## TASK DETAILS
Without altering a word, return the records below, but exclude the pictures.

[Component data from apps and pages]
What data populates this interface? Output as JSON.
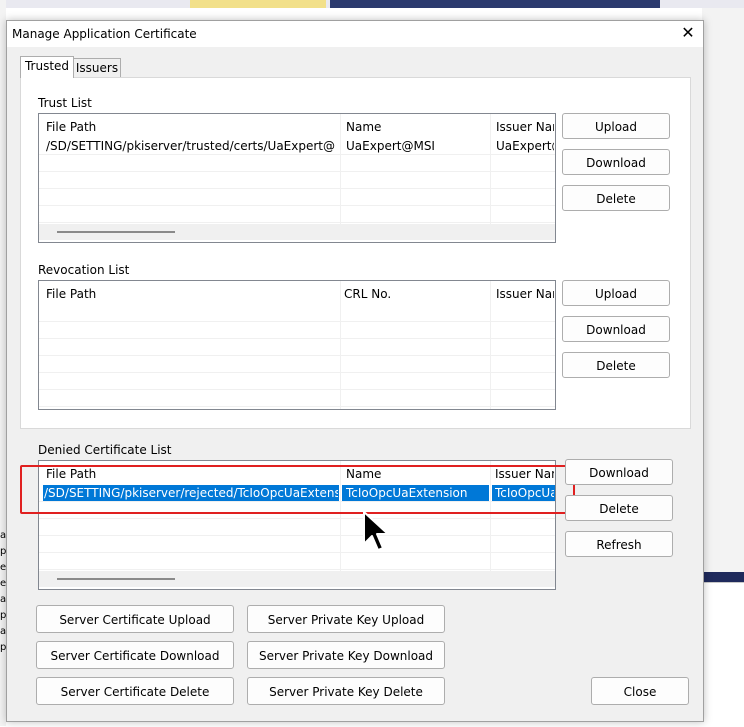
{
  "dialog": {
    "title": "Manage Application Certificate",
    "close_glyph": "✕"
  },
  "tabs": [
    {
      "label": "Trusted",
      "active": true
    },
    {
      "label": "Issuers",
      "active": false
    }
  ],
  "trust_list": {
    "label": "Trust List",
    "columns": [
      "File Path",
      "Name",
      "Issuer Nam"
    ],
    "rows": [
      [
        "/SD/SETTING/pkiserver/trusted/certs/UaExpert@MSI ...",
        "UaExpert@MSI",
        "UaExpert@MSI"
      ]
    ],
    "buttons": [
      "Upload",
      "Download",
      "Delete"
    ]
  },
  "revocation_list": {
    "label": "Revocation List",
    "columns": [
      "File Path",
      "CRL No.",
      "Issuer Nam"
    ],
    "rows": [],
    "buttons": [
      "Upload",
      "Download",
      "Delete"
    ]
  },
  "denied_list": {
    "label": "Denied Certificate List",
    "columns": [
      "File Path",
      "Name",
      "Issuer Nam"
    ],
    "rows": [
      [
        "/SD/SETTING/pkiserver/rejected/TcIoOpcUaExtension...",
        "TcIoOpcUaExtension",
        "TcIoOpcUaExtension"
      ]
    ],
    "buttons": [
      "Download",
      "Delete",
      "Refresh"
    ]
  },
  "bottom_buttons": {
    "server_cert_upload": "Server Certificate Upload",
    "server_key_upload": "Server Private Key Upload",
    "server_cert_download": "Server Certificate Download",
    "server_key_download": "Server Private Key Download",
    "server_cert_delete": "Server Certificate Delete",
    "server_key_delete": "Server Private Key Delete",
    "close": "Close"
  },
  "background_left_fragments": [
    "a",
    "p",
    "e",
    "e",
    "a",
    "p",
    "a",
    "p"
  ],
  "colors": {
    "selection": "#0078d7",
    "highlight_box": "#e02020"
  }
}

## ANSWER TO THE PROBLEM
What data populates this interface? Output as JSON.
{
  "dialog": {
    "title": "Manage Application Certificate",
    "close_glyph": "✕"
  },
  "tabs": [
    {
      "label": "Trusted",
      "active": true
    },
    {
      "label": "Issuers",
      "active": false
    }
  ],
  "trust_list": {
    "label": "Trust List",
    "columns": [
      "File Path",
      "Name",
      "Issuer Nam"
    ],
    "rows": [
      [
        "/SD/SETTING/pkiserver/trusted/certs/UaExpert@MSI ...",
        "UaExpert@MSI",
        "UaExpert@MSI"
      ]
    ],
    "buttons": [
      "Upload",
      "Download",
      "Delete"
    ]
  },
  "revocation_list": {
    "label": "Revocation List",
    "columns": [
      "File Path",
      "CRL No.",
      "Issuer Nam"
    ],
    "rows": [],
    "buttons": [
      "Upload",
      "Download",
      "Delete"
    ]
  },
  "denied_list": {
    "label": "Denied Certificate List",
    "columns": [
      "File Path",
      "Name",
      "Issuer Nam"
    ],
    "rows": [
      [
        "/SD/SETTING/pkiserver/rejected/TcIoOpcUaExtension...",
        "TcIoOpcUaExtension",
        "TcIoOpcUaExtension"
      ]
    ],
    "buttons": [
      "Download",
      "Delete",
      "Refresh"
    ]
  },
  "bottom_buttons": {
    "server_cert_upload": "Server Certificate Upload",
    "server_key_upload": "Server Private Key Upload",
    "server_cert_download": "Server Certificate Download",
    "server_key_download": "Server Private Key Download",
    "server_cert_delete": "Server Certificate Delete",
    "server_key_delete": "Server Private Key Delete",
    "close": "Close"
  },
  "background_left_fragments": [
    "a",
    "p",
    "e",
    "e",
    "a",
    "p",
    "a",
    "p"
  ],
  "colors": {
    "selection": "#0078d7",
    "highlight_box": "#e02020"
  }
}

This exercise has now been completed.